▶ THE RECORDS:
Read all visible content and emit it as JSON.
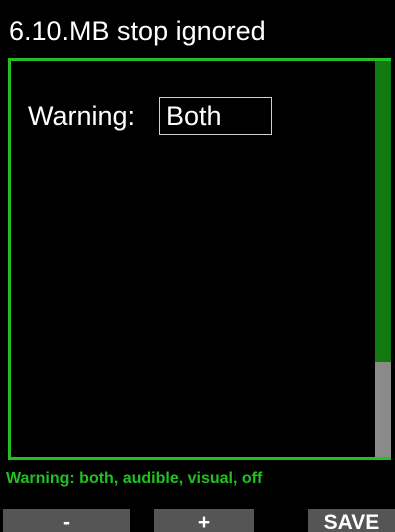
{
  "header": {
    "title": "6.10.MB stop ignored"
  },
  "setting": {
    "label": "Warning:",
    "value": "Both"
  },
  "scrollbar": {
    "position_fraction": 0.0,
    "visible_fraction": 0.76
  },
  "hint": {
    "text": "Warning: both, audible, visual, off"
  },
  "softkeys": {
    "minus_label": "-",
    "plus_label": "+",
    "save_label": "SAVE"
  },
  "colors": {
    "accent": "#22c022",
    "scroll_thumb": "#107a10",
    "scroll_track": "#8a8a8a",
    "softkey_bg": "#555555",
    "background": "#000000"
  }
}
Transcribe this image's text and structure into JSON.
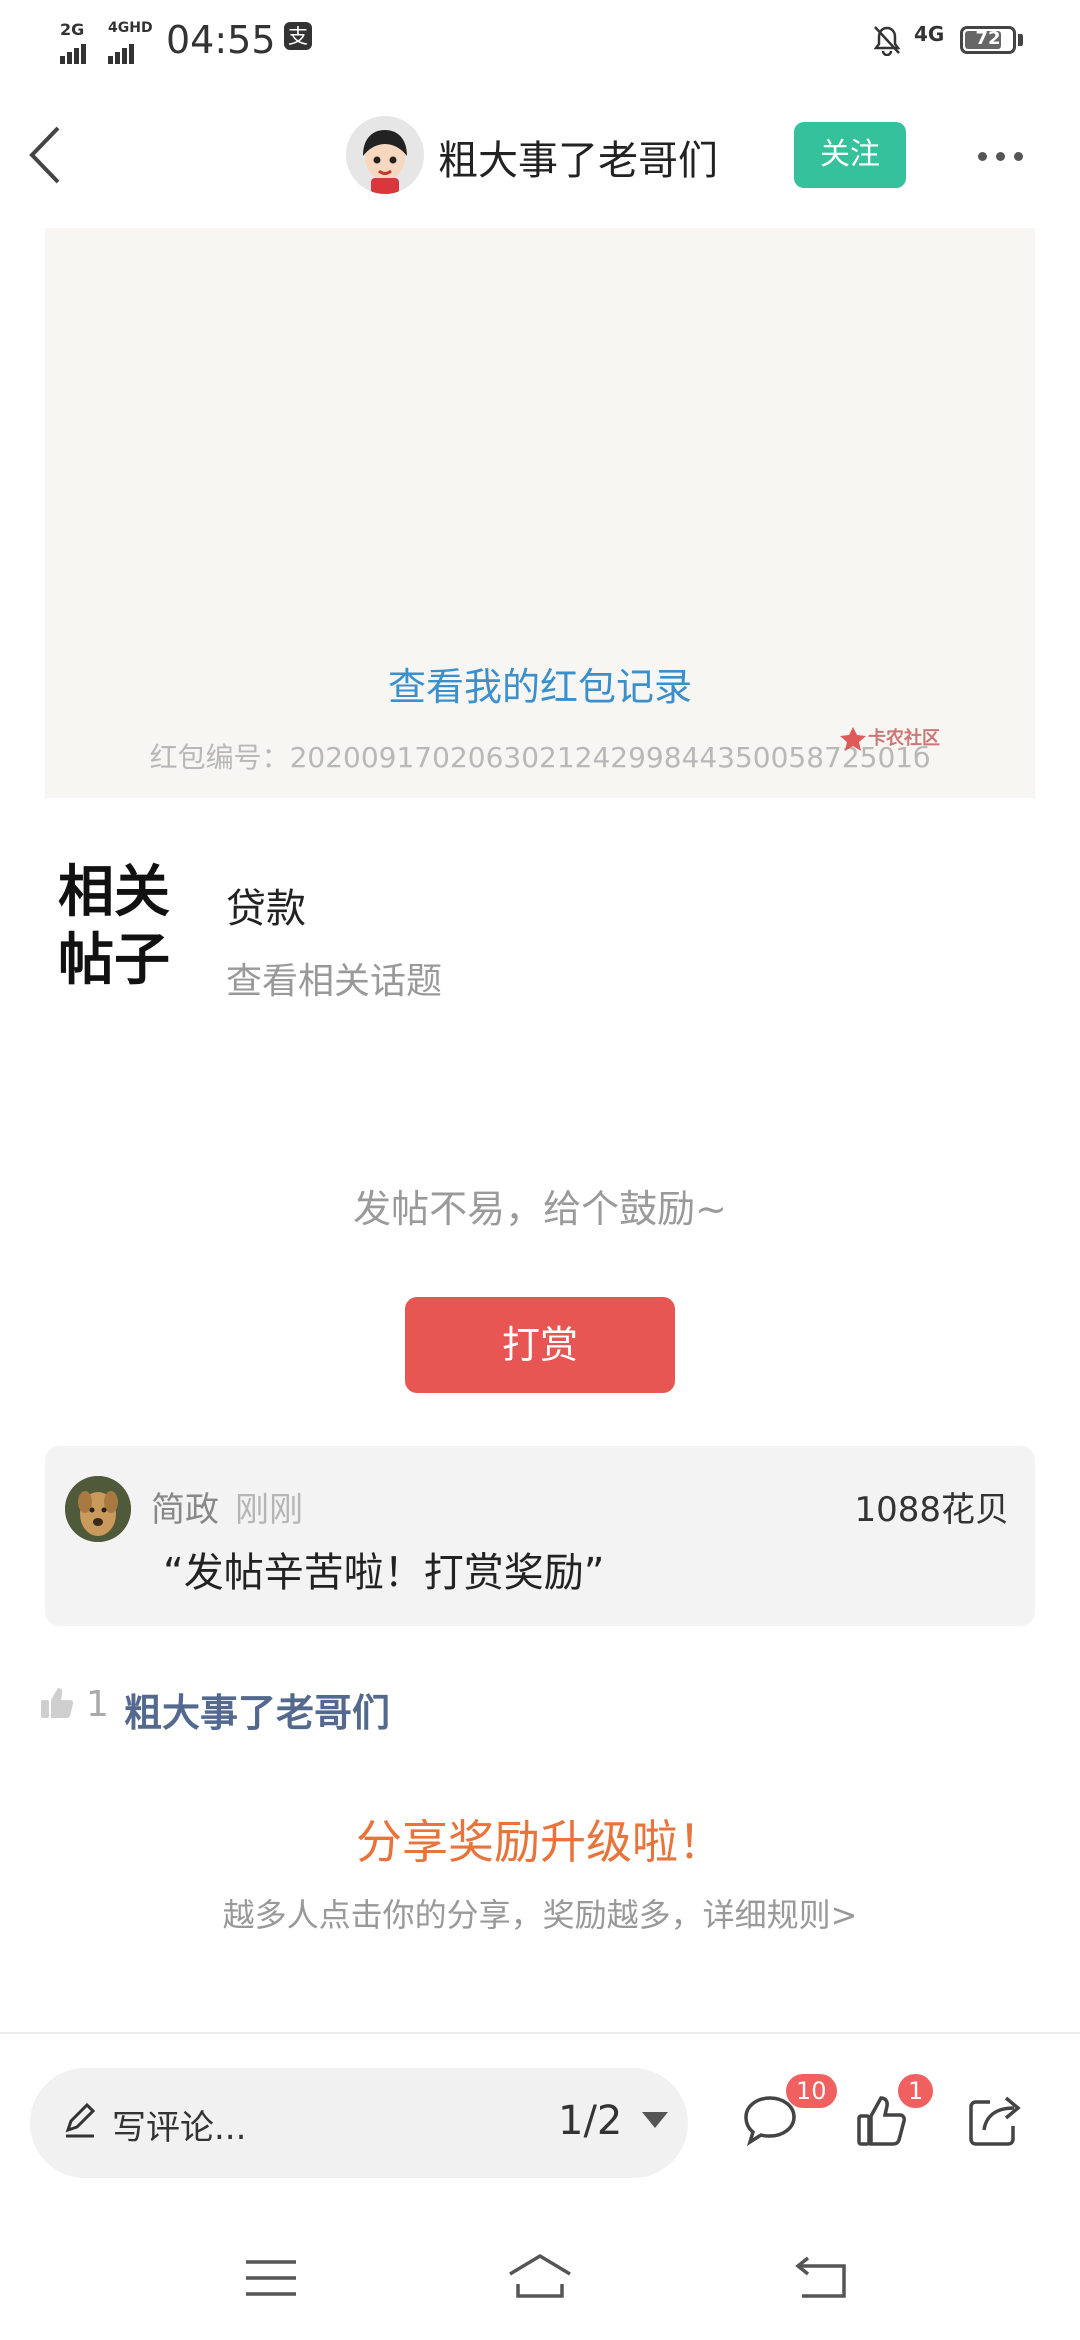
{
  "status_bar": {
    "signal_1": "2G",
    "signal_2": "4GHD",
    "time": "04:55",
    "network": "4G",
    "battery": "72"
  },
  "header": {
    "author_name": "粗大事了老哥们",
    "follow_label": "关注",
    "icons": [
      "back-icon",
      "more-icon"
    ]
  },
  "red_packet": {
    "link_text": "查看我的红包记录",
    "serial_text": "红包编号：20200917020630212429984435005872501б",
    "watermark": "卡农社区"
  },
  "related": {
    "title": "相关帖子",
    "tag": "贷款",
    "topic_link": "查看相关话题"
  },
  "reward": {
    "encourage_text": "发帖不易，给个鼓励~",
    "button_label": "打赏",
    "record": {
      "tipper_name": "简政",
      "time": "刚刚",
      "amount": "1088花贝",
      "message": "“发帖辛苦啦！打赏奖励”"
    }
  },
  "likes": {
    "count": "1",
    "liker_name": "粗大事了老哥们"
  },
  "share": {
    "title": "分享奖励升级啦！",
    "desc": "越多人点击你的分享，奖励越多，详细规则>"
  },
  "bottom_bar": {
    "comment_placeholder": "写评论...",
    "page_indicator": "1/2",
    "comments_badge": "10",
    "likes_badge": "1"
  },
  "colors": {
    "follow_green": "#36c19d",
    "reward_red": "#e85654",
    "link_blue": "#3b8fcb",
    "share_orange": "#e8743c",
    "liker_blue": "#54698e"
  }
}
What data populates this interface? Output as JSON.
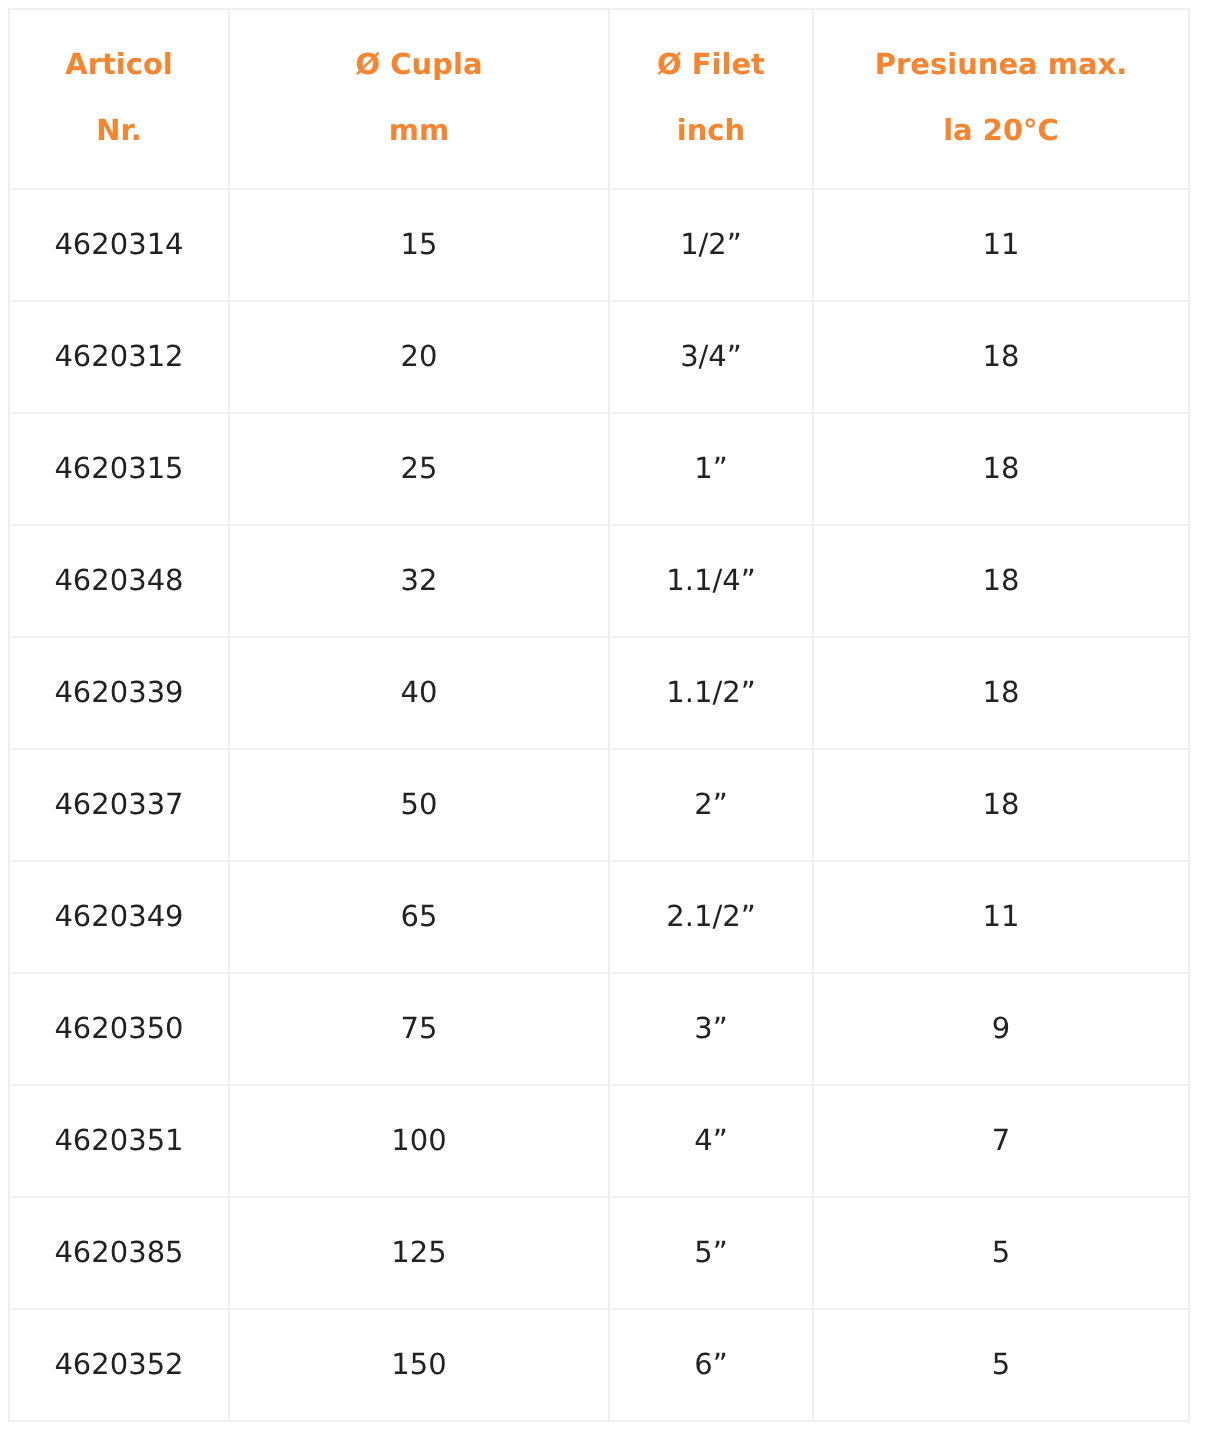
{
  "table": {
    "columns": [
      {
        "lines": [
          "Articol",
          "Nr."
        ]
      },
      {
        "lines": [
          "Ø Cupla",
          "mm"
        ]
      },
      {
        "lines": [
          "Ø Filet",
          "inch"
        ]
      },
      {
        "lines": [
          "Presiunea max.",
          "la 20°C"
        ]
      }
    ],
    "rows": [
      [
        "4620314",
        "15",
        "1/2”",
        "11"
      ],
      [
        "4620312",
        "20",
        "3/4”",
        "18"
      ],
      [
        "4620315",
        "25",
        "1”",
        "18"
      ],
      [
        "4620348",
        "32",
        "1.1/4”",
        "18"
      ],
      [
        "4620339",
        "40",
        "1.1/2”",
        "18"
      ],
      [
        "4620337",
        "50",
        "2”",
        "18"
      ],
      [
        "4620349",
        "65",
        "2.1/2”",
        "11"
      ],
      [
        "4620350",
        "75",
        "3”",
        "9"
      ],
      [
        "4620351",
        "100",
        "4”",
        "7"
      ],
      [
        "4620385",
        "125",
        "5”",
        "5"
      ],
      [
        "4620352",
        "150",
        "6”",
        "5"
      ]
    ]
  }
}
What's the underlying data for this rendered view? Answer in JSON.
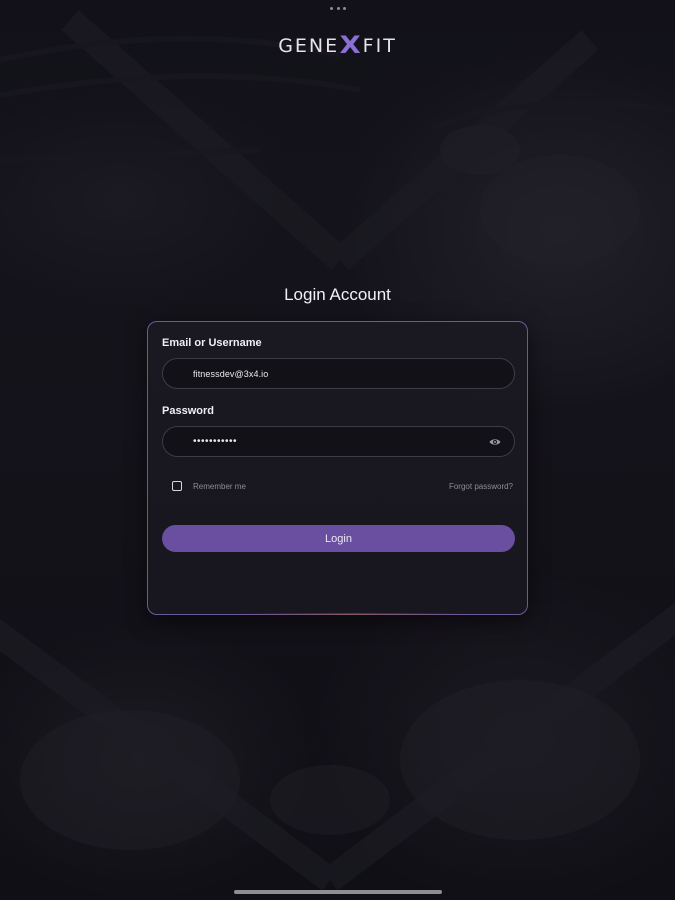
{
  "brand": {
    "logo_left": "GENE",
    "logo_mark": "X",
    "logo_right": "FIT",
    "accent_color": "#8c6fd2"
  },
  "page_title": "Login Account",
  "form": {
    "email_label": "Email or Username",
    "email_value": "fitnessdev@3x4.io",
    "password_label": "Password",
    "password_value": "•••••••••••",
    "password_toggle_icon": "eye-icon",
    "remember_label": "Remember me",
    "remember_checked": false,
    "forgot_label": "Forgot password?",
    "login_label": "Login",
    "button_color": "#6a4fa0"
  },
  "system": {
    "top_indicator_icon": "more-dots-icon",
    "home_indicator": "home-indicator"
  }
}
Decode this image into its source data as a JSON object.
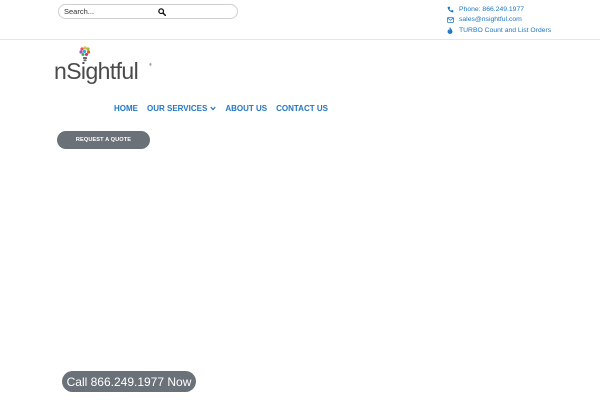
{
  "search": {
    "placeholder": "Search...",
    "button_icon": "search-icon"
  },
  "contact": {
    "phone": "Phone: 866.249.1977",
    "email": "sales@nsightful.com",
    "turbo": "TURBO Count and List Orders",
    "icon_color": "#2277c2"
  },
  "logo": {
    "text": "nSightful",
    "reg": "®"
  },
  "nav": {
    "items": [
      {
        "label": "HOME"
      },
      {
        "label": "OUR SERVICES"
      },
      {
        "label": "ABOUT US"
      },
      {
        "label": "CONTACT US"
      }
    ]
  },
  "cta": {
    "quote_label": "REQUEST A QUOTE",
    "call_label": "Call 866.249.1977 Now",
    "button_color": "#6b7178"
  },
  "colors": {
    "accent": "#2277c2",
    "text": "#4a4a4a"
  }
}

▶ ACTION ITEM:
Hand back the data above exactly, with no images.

▶ PROBLEM SOLUTION:
Read all visible content and emit it as JSON.
{
  "header": {
    "title": "6.10.MB stop ignored"
  },
  "setting": {
    "label": "Warning:",
    "value": "Both"
  },
  "scrollbar": {
    "position_fraction": 0.0,
    "visible_fraction": 0.76
  },
  "hint": {
    "text": "Warning: both, audible, visual, off"
  },
  "softkeys": {
    "minus_label": "-",
    "plus_label": "+",
    "save_label": "SAVE"
  },
  "colors": {
    "accent": "#22c022",
    "scroll_thumb": "#107a10",
    "scroll_track": "#8a8a8a",
    "softkey_bg": "#555555",
    "background": "#000000"
  }
}
Transcribe this image's text and structure into JSON.
{
  "status_bar": {
    "signal_1": "2G",
    "signal_2": "4GHD",
    "time": "04:55",
    "network": "4G",
    "battery": "72"
  },
  "header": {
    "author_name": "粗大事了老哥们",
    "follow_label": "关注",
    "icons": [
      "back-icon",
      "more-icon"
    ]
  },
  "red_packet": {
    "link_text": "查看我的红包记录",
    "serial_text": "红包编号：20200917020630212429984435005872501б",
    "watermark": "卡农社区"
  },
  "related": {
    "title": "相关帖子",
    "tag": "贷款",
    "topic_link": "查看相关话题"
  },
  "reward": {
    "encourage_text": "发帖不易，给个鼓励~",
    "button_label": "打赏",
    "record": {
      "tipper_name": "简政",
      "time": "刚刚",
      "amount": "1088花贝",
      "message": "“发帖辛苦啦！打赏奖励”"
    }
  },
  "likes": {
    "count": "1",
    "liker_name": "粗大事了老哥们"
  },
  "share": {
    "title": "分享奖励升级啦！",
    "desc": "越多人点击你的分享，奖励越多，详细规则>"
  },
  "bottom_bar": {
    "comment_placeholder": "写评论...",
    "page_indicator": "1/2",
    "comments_badge": "10",
    "likes_badge": "1"
  },
  "colors": {
    "follow_green": "#36c19d",
    "reward_red": "#e85654",
    "link_blue": "#3b8fcb",
    "share_orange": "#e8743c",
    "liker_blue": "#54698e"
  }
}
What data populates this interface? Output as JSON.
{
  "table": {
    "columns": [
      {
        "lines": [
          "Articol",
          "Nr."
        ]
      },
      {
        "lines": [
          "Ø Cupla",
          "mm"
        ]
      },
      {
        "lines": [
          "Ø Filet",
          "inch"
        ]
      },
      {
        "lines": [
          "Presiunea max.",
          "la 20°C"
        ]
      }
    ],
    "rows": [
      [
        "4620314",
        "15",
        "1/2”",
        "11"
      ],
      [
        "4620312",
        "20",
        "3/4”",
        "18"
      ],
      [
        "4620315",
        "25",
        "1”",
        "18"
      ],
      [
        "4620348",
        "32",
        "1.1/4”",
        "18"
      ],
      [
        "4620339",
        "40",
        "1.1/2”",
        "18"
      ],
      [
        "4620337",
        "50",
        "2”",
        "18"
      ],
      [
        "4620349",
        "65",
        "2.1/2”",
        "11"
      ],
      [
        "4620350",
        "75",
        "3”",
        "9"
      ],
      [
        "4620351",
        "100",
        "4”",
        "7"
      ],
      [
        "4620385",
        "125",
        "5”",
        "5"
      ],
      [
        "4620352",
        "150",
        "6”",
        "5"
      ]
    ]
  }
}
What's the underlying data for this rendered view? Answer in JSON.
{
  "brand": {
    "logo_left": "GENE",
    "logo_mark": "X",
    "logo_right": "FIT",
    "accent_color": "#8c6fd2"
  },
  "page_title": "Login Account",
  "form": {
    "email_label": "Email or Username",
    "email_value": "fitnessdev@3x4.io",
    "password_label": "Password",
    "password_value": "•••••••••••",
    "password_toggle_icon": "eye-icon",
    "remember_label": "Remember me",
    "remember_checked": false,
    "forgot_label": "Forgot password?",
    "login_label": "Login",
    "button_color": "#6a4fa0"
  },
  "system": {
    "top_indicator_icon": "more-dots-icon",
    "home_indicator": "home-indicator"
  }
}
Decode this image into its source data as a JSON object.
{
  "search": {
    "placeholder": "Search...",
    "button_icon": "search-icon"
  },
  "contact": {
    "phone": "Phone: 866.249.1977",
    "email": "sales@nsightful.com",
    "turbo": "TURBO Count and List Orders",
    "icon_color": "#2277c2"
  },
  "logo": {
    "text": "nSightful",
    "reg": "®"
  },
  "nav": {
    "items": [
      {
        "label": "HOME"
      },
      {
        "label": "OUR SERVICES"
      },
      {
        "label": "ABOUT US"
      },
      {
        "label": "CONTACT US"
      }
    ]
  },
  "cta": {
    "quote_label": "REQUEST A QUOTE",
    "call_label": "Call 866.249.1977 Now",
    "button_color": "#6b7178"
  },
  "colors": {
    "accent": "#2277c2",
    "text": "#4a4a4a"
  }
}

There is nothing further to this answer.